(Saved data entries)
- - -

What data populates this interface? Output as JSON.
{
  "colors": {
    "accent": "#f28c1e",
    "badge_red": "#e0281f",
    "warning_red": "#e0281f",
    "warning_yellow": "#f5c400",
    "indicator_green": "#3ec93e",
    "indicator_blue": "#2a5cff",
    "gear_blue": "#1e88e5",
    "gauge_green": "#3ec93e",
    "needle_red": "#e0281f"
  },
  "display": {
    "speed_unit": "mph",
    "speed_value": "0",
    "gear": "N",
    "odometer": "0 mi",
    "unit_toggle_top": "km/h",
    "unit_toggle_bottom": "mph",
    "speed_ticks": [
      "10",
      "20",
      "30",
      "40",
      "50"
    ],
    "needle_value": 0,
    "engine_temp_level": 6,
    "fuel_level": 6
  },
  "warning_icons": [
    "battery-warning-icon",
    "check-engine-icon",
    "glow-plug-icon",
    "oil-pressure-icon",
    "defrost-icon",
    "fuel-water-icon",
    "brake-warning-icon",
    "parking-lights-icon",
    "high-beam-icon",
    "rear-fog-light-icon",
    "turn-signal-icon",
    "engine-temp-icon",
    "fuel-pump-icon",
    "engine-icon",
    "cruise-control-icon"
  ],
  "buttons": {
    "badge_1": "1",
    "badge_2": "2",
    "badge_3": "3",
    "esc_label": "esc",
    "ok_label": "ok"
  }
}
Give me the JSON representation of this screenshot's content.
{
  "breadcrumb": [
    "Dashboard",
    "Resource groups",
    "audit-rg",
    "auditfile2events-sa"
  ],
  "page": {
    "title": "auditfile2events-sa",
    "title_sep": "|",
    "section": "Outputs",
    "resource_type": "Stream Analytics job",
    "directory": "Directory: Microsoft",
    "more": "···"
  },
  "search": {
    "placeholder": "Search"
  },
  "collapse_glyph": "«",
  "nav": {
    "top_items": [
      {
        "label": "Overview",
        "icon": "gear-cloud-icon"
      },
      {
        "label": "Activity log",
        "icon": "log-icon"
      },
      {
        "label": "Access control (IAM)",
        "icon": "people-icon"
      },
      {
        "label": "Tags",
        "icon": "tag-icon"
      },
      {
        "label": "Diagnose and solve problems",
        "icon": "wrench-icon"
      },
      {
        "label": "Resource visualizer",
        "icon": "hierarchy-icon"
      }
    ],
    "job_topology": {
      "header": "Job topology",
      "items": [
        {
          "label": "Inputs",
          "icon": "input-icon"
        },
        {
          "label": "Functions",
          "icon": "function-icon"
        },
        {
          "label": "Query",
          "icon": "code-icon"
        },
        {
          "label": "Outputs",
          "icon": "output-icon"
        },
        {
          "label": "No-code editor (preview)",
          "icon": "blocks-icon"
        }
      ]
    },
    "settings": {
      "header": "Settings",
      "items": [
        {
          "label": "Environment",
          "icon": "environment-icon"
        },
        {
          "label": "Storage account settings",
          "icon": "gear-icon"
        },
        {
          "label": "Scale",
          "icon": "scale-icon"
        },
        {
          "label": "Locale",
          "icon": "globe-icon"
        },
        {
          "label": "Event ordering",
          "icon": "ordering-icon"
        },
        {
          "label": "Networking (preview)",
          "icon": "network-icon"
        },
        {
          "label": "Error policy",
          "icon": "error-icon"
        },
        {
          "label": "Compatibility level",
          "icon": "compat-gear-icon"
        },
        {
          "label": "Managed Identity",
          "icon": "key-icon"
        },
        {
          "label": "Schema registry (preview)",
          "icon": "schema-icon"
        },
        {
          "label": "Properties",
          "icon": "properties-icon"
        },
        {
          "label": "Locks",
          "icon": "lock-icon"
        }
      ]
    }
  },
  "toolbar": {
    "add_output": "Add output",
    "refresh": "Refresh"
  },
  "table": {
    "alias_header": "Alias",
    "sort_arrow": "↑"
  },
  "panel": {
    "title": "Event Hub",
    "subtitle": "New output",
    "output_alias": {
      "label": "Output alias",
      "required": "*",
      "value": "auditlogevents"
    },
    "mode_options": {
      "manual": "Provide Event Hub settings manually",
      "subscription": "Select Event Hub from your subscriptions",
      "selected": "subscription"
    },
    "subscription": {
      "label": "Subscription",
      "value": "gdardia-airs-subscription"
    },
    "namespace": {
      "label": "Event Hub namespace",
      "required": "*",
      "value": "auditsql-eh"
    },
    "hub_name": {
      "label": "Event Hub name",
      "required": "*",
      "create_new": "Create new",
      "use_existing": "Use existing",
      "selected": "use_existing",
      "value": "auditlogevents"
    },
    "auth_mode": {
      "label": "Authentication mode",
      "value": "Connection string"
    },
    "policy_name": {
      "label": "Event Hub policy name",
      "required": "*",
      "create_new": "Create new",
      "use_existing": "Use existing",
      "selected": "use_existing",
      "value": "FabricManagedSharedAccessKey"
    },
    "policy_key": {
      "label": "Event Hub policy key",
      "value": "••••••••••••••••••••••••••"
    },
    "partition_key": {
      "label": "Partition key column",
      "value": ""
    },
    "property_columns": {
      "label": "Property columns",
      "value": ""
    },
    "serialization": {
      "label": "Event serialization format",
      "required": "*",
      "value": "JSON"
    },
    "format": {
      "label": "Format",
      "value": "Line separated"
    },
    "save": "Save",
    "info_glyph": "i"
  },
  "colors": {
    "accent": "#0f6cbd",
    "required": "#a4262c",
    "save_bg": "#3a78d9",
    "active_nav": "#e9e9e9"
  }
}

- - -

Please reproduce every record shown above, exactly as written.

SOLUTION TO THIS EXERCISE:
What data populates this interface? Output as JSON.
{
  "colors": {
    "accent": "#f28c1e",
    "badge_red": "#e0281f",
    "warning_red": "#e0281f",
    "warning_yellow": "#f5c400",
    "indicator_green": "#3ec93e",
    "indicator_blue": "#2a5cff",
    "gear_blue": "#1e88e5",
    "gauge_green": "#3ec93e",
    "needle_red": "#e0281f"
  },
  "display": {
    "speed_unit": "mph",
    "speed_value": "0",
    "gear": "N",
    "odometer": "0 mi",
    "unit_toggle_top": "km/h",
    "unit_toggle_bottom": "mph",
    "speed_ticks": [
      "10",
      "20",
      "30",
      "40",
      "50"
    ],
    "needle_value": 0,
    "engine_temp_level": 6,
    "fuel_level": 6
  },
  "warning_icons": [
    "battery-warning-icon",
    "check-engine-icon",
    "glow-plug-icon",
    "oil-pressure-icon",
    "defrost-icon",
    "fuel-water-icon",
    "brake-warning-icon",
    "parking-lights-icon",
    "high-beam-icon",
    "rear-fog-light-icon",
    "turn-signal-icon",
    "engine-temp-icon",
    "fuel-pump-icon",
    "engine-icon",
    "cruise-control-icon"
  ],
  "buttons": {
    "badge_1": "1",
    "badge_2": "2",
    "badge_3": "3",
    "esc_label": "esc",
    "ok_label": "ok"
  }
}
Give me the JSON representation of this screenshot's content.
{
  "breadcrumb": [
    "Dashboard",
    "Resource groups",
    "audit-rg",
    "auditfile2events-sa"
  ],
  "page": {
    "title": "auditfile2events-sa",
    "title_sep": "|",
    "section": "Outputs",
    "resource_type": "Stream Analytics job",
    "directory": "Directory: Microsoft",
    "more": "···"
  },
  "search": {
    "placeholder": "Search"
  },
  "collapse_glyph": "«",
  "nav": {
    "top_items": [
      {
        "label": "Overview",
        "icon": "gear-cloud-icon"
      },
      {
        "label": "Activity log",
        "icon": "log-icon"
      },
      {
        "label": "Access control (IAM)",
        "icon": "people-icon"
      },
      {
        "label": "Tags",
        "icon": "tag-icon"
      },
      {
        "label": "Diagnose and solve problems",
        "icon": "wrench-icon"
      },
      {
        "label": "Resource visualizer",
        "icon": "hierarchy-icon"
      }
    ],
    "job_topology": {
      "header": "Job topology",
      "items": [
        {
          "label": "Inputs",
          "icon": "input-icon"
        },
        {
          "label": "Functions",
          "icon": "function-icon"
        },
        {
          "label": "Query",
          "icon": "code-icon"
        },
        {
          "label": "Outputs",
          "icon": "output-icon"
        },
        {
          "label": "No-code editor (preview)",
          "icon": "blocks-icon"
        }
      ]
    },
    "settings": {
      "header": "Settings",
      "items": [
        {
          "label": "Environment",
          "icon": "environment-icon"
        },
        {
          "label": "Storage account settings",
          "icon": "gear-icon"
        },
        {
          "label": "Scale",
          "icon": "scale-icon"
        },
        {
          "label": "Locale",
          "icon": "globe-icon"
        },
        {
          "label": "Event ordering",
          "icon": "ordering-icon"
        },
        {
          "label": "Networking (preview)",
          "icon": "network-icon"
        },
        {
          "label": "Error policy",
          "icon": "error-icon"
        },
        {
          "label": "Compatibility level",
          "icon": "compat-gear-icon"
        },
        {
          "label": "Managed Identity",
          "icon": "key-icon"
        },
        {
          "label": "Schema registry (preview)",
          "icon": "schema-icon"
        },
        {
          "label": "Properties",
          "icon": "properties-icon"
        },
        {
          "label": "Locks",
          "icon": "lock-icon"
        }
      ]
    }
  },
  "toolbar": {
    "add_output": "Add output",
    "refresh": "Refresh"
  },
  "table": {
    "alias_header": "Alias",
    "sort_arrow": "↑"
  },
  "panel": {
    "title": "Event Hub",
    "subtitle": "New output",
    "output_alias": {
      "label": "Output alias",
      "required": "*",
      "value": "auditlogevents"
    },
    "mode_options": {
      "manual": "Provide Event Hub settings manually",
      "subscription": "Select Event Hub from your subscriptions",
      "selected": "subscription"
    },
    "subscription": {
      "label": "Subscription",
      "value": "gdardia-airs-subscription"
    },
    "namespace": {
      "label": "Event Hub namespace",
      "required": "*",
      "value": "auditsql-eh"
    },
    "hub_name": {
      "label": "Event Hub name",
      "required": "*",
      "create_new": "Create new",
      "use_existing": "Use existing",
      "selected": "use_existing",
      "value": "auditlogevents"
    },
    "auth_mode": {
      "label": "Authentication mode",
      "value": "Connection string"
    },
    "policy_name": {
      "label": "Event Hub policy name",
      "required": "*",
      "create_new": "Create new",
      "use_existing": "Use existing",
      "selected": "use_existing",
      "value": "FabricManagedSharedAccessKey"
    },
    "policy_key": {
      "label": "Event Hub policy key",
      "value": "••••••••••••••••••••••••••"
    },
    "partition_key": {
      "label": "Partition key column",
      "value": ""
    },
    "property_columns": {
      "label": "Property columns",
      "value": ""
    },
    "serialization": {
      "label": "Event serialization format",
      "required": "*",
      "value": "JSON"
    },
    "format": {
      "label": "Format",
      "value": "Line separated"
    },
    "save": "Save",
    "info_glyph": "i"
  },
  "colors": {
    "accent": "#0f6cbd",
    "required": "#a4262c",
    "save_bg": "#3a78d9",
    "active_nav": "#e9e9e9"
  }
}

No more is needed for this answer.